Hostelworld.com Limited, Ireland provides online travel agent and booking services for hostels and related services. In a survey conducted in 2012, it gained the name of the ‘Most Trusted Hostel-Booking Website’. It has been operating since 1999. As the name itself suggests, the Complainant operates on the domain name Hostelworld.com. The Complainant also owns several trademarks over HOSTELWORLD.COM under different authorities.
However, the domain name MyHostelWorld.info was registered. The Respondent claims that it had owned the domain name earlier in 2009. A 2011 data related to the domain name does show a basic website up on the platform. The Respondent claims to have registered the domain name in relation to an account security lockout issue that he was facing.
The Panel pointed out that the Correspondent, although functioning, wasn’t that popular during 2009. The Respondent couldn’t have known about the Complainant then. Adding to it, the Complainant had a website operating on the platform. And based on these, the panel denied the Complaint.

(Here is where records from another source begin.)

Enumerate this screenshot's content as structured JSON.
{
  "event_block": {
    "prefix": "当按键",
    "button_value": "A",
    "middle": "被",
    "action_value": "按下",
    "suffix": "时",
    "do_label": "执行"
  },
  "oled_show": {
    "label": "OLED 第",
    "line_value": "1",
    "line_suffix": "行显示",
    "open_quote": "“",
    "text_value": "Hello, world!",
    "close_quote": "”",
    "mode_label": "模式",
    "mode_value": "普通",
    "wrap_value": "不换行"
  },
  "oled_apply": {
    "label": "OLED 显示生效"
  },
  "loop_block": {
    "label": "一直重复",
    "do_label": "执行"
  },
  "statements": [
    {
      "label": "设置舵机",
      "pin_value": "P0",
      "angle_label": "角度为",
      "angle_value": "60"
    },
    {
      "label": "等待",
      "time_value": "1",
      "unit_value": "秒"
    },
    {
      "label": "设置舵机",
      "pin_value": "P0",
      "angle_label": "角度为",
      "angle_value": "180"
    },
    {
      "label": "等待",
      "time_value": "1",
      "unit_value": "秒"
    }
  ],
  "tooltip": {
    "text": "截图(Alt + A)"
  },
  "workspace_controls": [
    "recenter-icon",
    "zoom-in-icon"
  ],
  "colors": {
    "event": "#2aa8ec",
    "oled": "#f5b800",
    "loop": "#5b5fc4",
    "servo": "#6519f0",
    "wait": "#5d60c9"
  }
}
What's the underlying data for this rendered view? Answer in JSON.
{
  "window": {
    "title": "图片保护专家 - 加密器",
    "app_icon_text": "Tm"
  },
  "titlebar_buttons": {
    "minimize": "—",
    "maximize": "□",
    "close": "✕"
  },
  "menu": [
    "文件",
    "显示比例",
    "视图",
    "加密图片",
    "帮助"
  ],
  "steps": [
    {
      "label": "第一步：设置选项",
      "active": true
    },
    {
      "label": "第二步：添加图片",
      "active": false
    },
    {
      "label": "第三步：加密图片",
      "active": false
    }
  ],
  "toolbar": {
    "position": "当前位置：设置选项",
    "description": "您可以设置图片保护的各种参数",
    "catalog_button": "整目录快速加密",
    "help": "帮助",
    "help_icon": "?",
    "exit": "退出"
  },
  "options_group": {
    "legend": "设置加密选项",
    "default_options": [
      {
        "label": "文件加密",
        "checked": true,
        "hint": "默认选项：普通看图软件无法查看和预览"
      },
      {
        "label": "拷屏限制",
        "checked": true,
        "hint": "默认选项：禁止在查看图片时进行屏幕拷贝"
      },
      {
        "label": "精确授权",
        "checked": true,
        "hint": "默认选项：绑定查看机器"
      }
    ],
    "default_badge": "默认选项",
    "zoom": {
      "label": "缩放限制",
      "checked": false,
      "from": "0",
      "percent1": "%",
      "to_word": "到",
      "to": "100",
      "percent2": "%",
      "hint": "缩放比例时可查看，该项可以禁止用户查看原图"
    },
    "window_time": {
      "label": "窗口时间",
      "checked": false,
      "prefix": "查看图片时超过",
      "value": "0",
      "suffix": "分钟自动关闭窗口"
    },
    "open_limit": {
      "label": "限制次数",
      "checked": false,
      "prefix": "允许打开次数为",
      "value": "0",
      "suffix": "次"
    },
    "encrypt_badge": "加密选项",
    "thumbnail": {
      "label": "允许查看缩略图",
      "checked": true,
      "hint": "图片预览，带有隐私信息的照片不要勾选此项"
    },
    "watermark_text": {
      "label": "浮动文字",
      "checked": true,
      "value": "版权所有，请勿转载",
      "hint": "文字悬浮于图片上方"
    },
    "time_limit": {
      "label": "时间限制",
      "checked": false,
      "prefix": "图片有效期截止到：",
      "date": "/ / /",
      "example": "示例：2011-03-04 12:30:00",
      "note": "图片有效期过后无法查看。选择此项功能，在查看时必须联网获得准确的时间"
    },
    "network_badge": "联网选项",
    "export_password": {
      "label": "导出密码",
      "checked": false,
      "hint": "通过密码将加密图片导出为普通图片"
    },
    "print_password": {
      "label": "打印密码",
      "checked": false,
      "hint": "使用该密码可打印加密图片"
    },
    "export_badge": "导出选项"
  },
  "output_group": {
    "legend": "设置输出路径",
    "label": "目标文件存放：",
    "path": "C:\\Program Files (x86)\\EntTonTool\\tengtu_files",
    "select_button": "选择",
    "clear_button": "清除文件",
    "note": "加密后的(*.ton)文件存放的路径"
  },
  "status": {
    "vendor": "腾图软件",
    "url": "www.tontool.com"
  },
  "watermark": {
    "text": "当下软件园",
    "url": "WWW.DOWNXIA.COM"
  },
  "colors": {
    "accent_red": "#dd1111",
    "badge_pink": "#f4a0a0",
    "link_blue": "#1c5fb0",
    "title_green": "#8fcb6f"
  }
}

This does seem a bit unfair to the Complainant. Although, the Registrant might have been unaware of the Complainant. However, this should not mean the lapse of rights of the Complainant. The re-registration of the domain name by the Respondent could have been to gain benefits from the Complainant’s already established goodwill.
The Panel had also advised to seek other jurisdiction platforms, for this domain name, to the related parties.
You can read the full case here.